To produce marijuana, only female plants are grown.
In fact, for the highest quality marijuana, either growers plant rooted clones from a mother plant, or feminized seeds are sewn. Otherwise, all of the male plants must be culled as soon as they show their sex.
The reason for growing exclusively females Cannabis plants is twofold:
- First, as soon as the flower clusters are pollinated, the female Cannabis plant begins to put all her resources into pushing out seeds rather than putting out an abundance of luscious, cannabinoid-rich buds.
- Second, it’s highly undesirable to have to deseed marijuana before partaking in it. Today’s consumers demand sans semelia or seedless marijuana, not that brown seed-ridden weed that was smoked up until the Late-Mid-20th Century.
So to wrap this up:
- Cannabis refers to a genus of plants.
Within that genus exist C. sativa and C. indica — the two strains used to produce marijuana and CBD oil—and the marginalized C. ruderalis.
- The word cannabis, in lower case, refers to the discussion of the physical plants, the industry, the market, etc., not the genus.
So, for example, the term cannabis industry, to me, includes both hemp and marijuana.
- Marijuana is specifically the flower clusters of female cannabis plants that are high in THC.
Marijuana is an aromatic, magical flower. In my kingdom, it would be blasphemous to hold cannabis fibers, cannabis leaves, or cannabis seeds in a jar and refer to it as marijuana.
- Hemp refers to strains of Cannabis that produce low levels of THC.
In order to meet the legal definition of hemp, a plant must produce less than 0.3 percent THC. There are hemp strains that are great for producing fiber and hemp strains that are great for producing seeds.
- There are also Cannabis strains that are essentially devoid of THC but high in other cannabinoids. Although they are descendants of marijuana and not of hemp they have been lumped in with hemp.

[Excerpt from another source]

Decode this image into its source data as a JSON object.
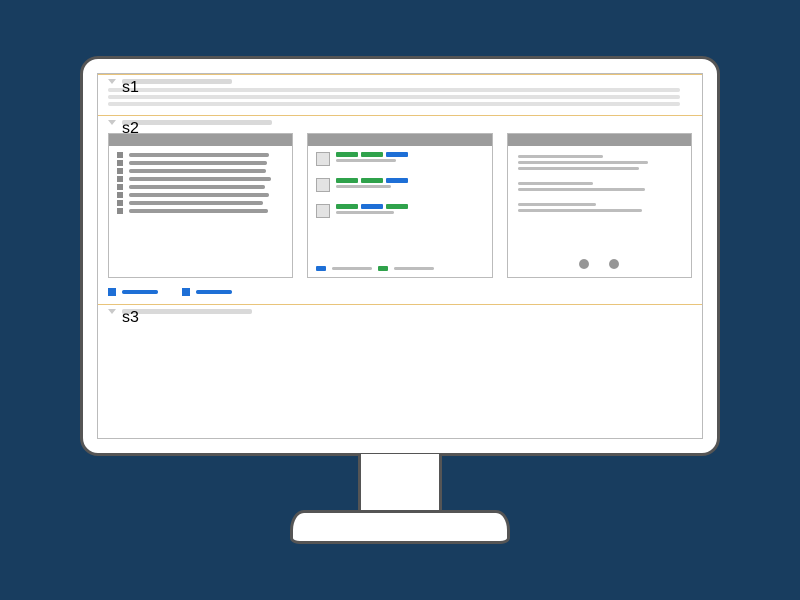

These wonderful strains of non-intoxicating, low-THC, high-CBD marijuana are sadly, hopelessly, and seemingly forever stuck with the name industrial hemp like gum to a busy New York sidewalk.